Work request :: Whenever the word "productivity" appears in a line of the data below, copy that line.

....

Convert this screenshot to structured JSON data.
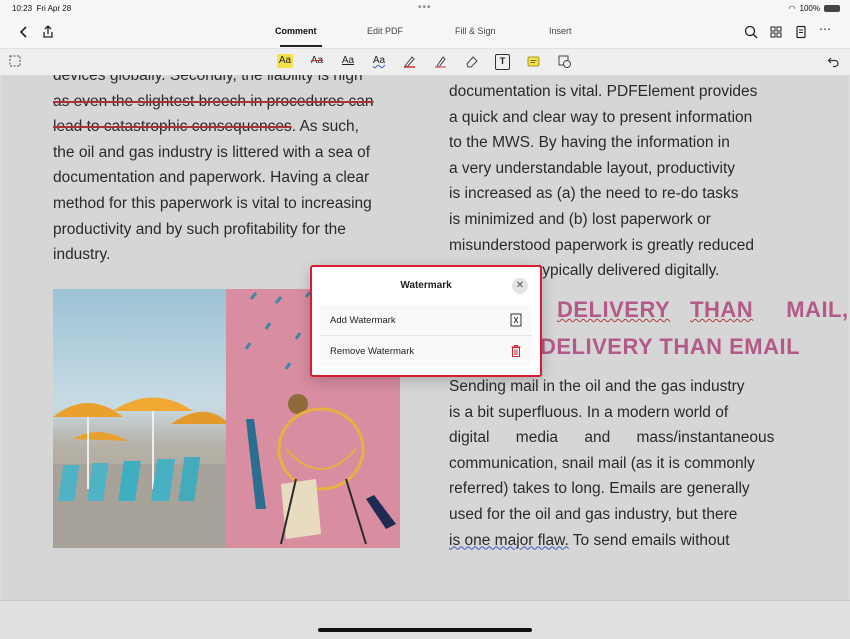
{
  "status": {
    "time": "10:23",
    "date": "Fri Apr 28",
    "battery": "100%"
  },
  "nav": {
    "tabs": [
      "Comment",
      "Edit PDF",
      "Fill & Sign",
      "Insert"
    ],
    "active_tab": "Comment"
  },
  "toolbar": {
    "aa": "Aa",
    "text_tool": "T"
  },
  "document": {
    "left_lines": [
      "devices globally. Secondly, the liability is high",
      "as even the slightest breech in procedures can",
      "lead to catastrophic consequences",
      ". As such,",
      "the oil and gas industry is littered with a sea of",
      "documentation and paperwork. Having a clear",
      "method for this paperwork is vital to increasing",
      "productivity and by such profitability for the",
      "industry."
    ],
    "right_lines_top": [
      "documentation is vital. PDFElement provides",
      "a quick and clear way to present information",
      "to the MWS. By having the information in",
      "a very understandable layout, productivity",
      "is increased as (a) the need to re-do tasks",
      "is minimized and (b) lost paperwork or",
      "misunderstood paperwork is greatly reduced",
      "typically delivered digitally."
    ],
    "heading_line1": [
      "DELIVERY",
      "THAN",
      "MAIL,"
    ],
    "heading_line2": "DELIVERY THAN EMAIL",
    "right_lines_bottom": [
      "Sending mail in the oil and the gas industry",
      "is a bit superfluous. In a modern world of",
      "digital media and mass/instantaneous",
      "communication, snail mail (as it is commonly",
      "referred) takes to long. Emails are generally",
      "used for the oil and gas industry, but there"
    ],
    "last_line_underlined": "is one major flaw.",
    "last_line_rest": " To send emails without"
  },
  "popover": {
    "title": "Watermark",
    "items": [
      {
        "label": "Add Watermark",
        "icon": "watermark-doc-icon"
      },
      {
        "label": "Remove Watermark",
        "icon": "trash-icon"
      }
    ]
  },
  "colors": {
    "accent_red": "#d81e2e",
    "heading_pink": "#b45a88",
    "highlight_yellow": "#f2e14a"
  }
}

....

Exercise output ::
      "productivity and by such profitability for the",
      "a very understandable layout, productivity",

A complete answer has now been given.